-- WHAT YOU NEED TO DO --
Once every line in the data below has been checked for "قسيمة", give the number of lines that hold it, and only that.

EXERCISE INPUT Start Marker

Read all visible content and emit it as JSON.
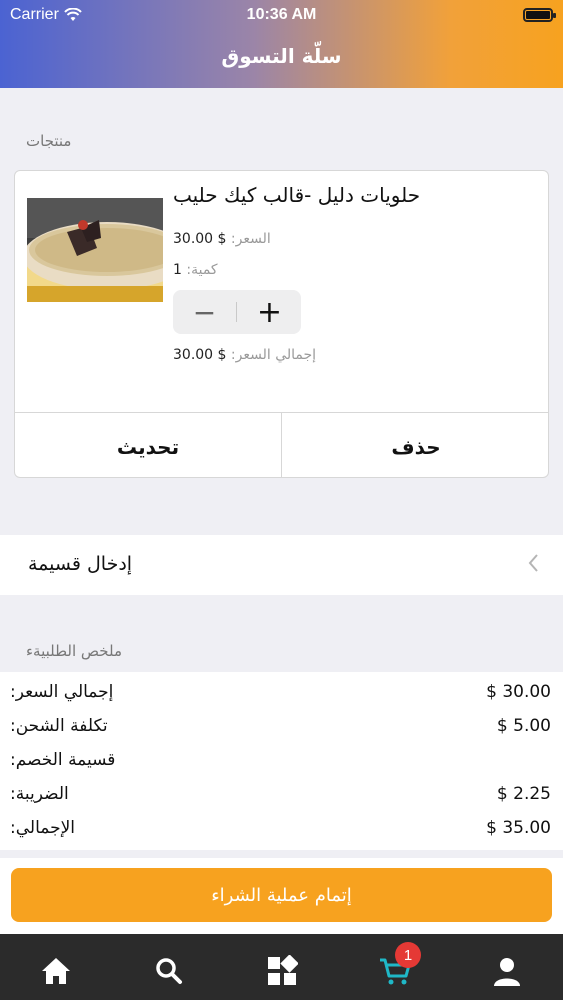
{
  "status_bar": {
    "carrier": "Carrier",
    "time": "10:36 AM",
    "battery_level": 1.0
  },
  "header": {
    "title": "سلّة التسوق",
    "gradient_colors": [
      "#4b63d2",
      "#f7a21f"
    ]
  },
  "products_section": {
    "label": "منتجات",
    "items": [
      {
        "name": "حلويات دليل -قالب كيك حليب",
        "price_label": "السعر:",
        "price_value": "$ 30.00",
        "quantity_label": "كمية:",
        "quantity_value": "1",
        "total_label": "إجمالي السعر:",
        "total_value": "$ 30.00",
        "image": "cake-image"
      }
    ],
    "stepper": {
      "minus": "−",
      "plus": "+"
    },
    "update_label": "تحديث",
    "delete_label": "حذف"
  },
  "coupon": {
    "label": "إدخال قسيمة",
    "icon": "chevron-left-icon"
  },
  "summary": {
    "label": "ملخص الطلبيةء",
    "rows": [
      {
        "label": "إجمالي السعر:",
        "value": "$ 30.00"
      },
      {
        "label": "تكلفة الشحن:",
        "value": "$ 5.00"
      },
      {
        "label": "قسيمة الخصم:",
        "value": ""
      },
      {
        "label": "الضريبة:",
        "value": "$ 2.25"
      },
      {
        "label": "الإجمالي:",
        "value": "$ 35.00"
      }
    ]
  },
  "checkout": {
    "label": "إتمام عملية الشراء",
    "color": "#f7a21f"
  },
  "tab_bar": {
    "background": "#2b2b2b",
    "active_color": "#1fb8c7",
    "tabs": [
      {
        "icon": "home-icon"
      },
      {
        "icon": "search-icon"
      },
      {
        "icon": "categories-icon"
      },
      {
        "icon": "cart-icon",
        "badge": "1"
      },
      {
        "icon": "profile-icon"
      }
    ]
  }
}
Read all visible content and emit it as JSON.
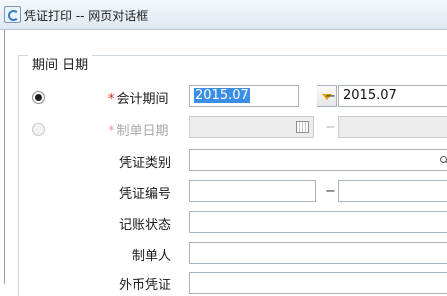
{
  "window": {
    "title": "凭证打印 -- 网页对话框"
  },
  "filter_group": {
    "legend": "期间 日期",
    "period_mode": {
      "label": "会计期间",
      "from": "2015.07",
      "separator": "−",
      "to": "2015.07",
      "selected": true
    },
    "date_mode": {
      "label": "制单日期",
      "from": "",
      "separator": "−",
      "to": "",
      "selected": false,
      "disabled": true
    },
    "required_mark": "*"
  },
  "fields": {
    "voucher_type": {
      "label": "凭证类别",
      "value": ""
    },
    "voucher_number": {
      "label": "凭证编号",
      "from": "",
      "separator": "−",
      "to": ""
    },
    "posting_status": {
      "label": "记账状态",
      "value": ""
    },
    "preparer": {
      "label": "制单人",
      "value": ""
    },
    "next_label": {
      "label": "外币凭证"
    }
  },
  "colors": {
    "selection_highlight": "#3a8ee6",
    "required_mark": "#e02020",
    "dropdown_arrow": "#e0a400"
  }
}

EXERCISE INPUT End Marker

-- RESULT OF THE EXERCISE --
2